5. Apart from risk-aversion, the public sector banks are certain to be hobbled by the decision paralysis syndrome that arises from the risk of post-facto vigilance and audit oversight. In a regime constrained by audit and other oversights, it may not be possible to sell off all assets. It may be necessary to exercise judgment and write-off some assets, or even sell them off at prices far lower than any internal 'off-set' price.
6. Once decided, this must be done very quickly. Else the possibility of generating moral hazard among banks and other market participants is considerable. This is all the more important given the well-known fact that a not insignificant share of the restructured loans under CDR and 5:25 scheme are not exactly performing assets.
7. But this is most likely to run into the problem of market demand for such assets, given the flood of such assets likely to be released into the market.
8. Finally, it may be necessary to examine the reasons why private ARCs have not made much headway. There may be a need for regulatory enablers like uniform provisioning norms for various kinds of asset restructuring mechanisms.
Given all this, what is the way out for India. The fundamental question that we should be asking is - What is the most effective strategy to resolve the bad loans in bank balance sheets while simultaneously completing the stalled projects which form a major share of these non-performing assets? This requires going much beyond blindly replicating 'bad bank' models elsewhere.

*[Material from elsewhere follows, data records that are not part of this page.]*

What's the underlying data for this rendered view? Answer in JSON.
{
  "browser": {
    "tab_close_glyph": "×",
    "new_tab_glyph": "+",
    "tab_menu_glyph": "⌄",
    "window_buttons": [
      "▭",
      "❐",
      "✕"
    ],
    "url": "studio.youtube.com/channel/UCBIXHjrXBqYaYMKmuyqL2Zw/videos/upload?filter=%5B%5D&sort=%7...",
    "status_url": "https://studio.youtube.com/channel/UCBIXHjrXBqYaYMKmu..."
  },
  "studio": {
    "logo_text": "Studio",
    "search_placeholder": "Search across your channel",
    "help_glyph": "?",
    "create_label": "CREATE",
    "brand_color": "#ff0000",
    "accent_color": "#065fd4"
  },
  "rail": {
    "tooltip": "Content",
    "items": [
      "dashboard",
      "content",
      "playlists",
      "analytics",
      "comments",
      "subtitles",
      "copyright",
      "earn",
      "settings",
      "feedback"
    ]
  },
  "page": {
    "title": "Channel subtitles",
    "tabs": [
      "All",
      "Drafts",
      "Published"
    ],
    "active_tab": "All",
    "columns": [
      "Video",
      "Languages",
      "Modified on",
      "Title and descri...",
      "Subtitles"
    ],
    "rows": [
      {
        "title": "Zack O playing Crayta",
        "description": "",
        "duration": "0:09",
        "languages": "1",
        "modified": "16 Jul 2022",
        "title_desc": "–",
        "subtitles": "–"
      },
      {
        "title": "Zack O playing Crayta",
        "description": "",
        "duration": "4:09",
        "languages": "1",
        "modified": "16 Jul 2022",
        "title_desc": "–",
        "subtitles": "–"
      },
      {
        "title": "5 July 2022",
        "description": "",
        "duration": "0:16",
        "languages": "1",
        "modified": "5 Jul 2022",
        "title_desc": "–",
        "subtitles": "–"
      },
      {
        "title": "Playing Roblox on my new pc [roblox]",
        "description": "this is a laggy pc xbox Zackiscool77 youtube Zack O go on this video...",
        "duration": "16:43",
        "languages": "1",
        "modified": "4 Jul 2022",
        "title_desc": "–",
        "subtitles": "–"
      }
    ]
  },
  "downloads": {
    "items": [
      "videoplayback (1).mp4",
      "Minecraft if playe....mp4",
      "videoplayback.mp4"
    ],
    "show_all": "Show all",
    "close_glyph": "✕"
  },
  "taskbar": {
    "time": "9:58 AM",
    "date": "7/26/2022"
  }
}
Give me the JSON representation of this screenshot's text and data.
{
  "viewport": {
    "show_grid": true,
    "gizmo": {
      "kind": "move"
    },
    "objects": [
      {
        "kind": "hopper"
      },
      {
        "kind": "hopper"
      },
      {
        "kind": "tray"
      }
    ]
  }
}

For a start, it would be ncessary to segregate and classify the different categories of loans. Would the under construction infrastructure assets be best resolved by remaining in the respective bank balance sheets and restructured as individual projects, with promoters and lenders taking haircuts, and government infusing capital? Or would they be best resolved by transferring all of them into one entity and then restructuring them? Which of the two approaches would best align incentives and minimize transaction costs, given the constraints of public sector decision-making in India? While there are pros and cons with both approaches, I am inclined to the former.
Given that the broader real estate and infrastructure sector loans form the major share of distressed assets, it may be reasonable to confine this resolution process to them. The other smaller loans can be dealt separately, either written off fully or sold to ARCs. This sectoral focus would enable the asset managers to more effectively manage and resolve them. Further, their "fair" valuation becomes far less of a challenge with such assets.
All this does again raise the question of recapitalization. Bad assets resolved or not, Indian banks need massive recapitalization, far higher than the drips being administered now. It may be even worthwhile to dedicate a full 0.5% of GDP fiscal deficit relaxation this coming budget exclusively for recapitalization complemented with a focused distressed assets resolution mechanism.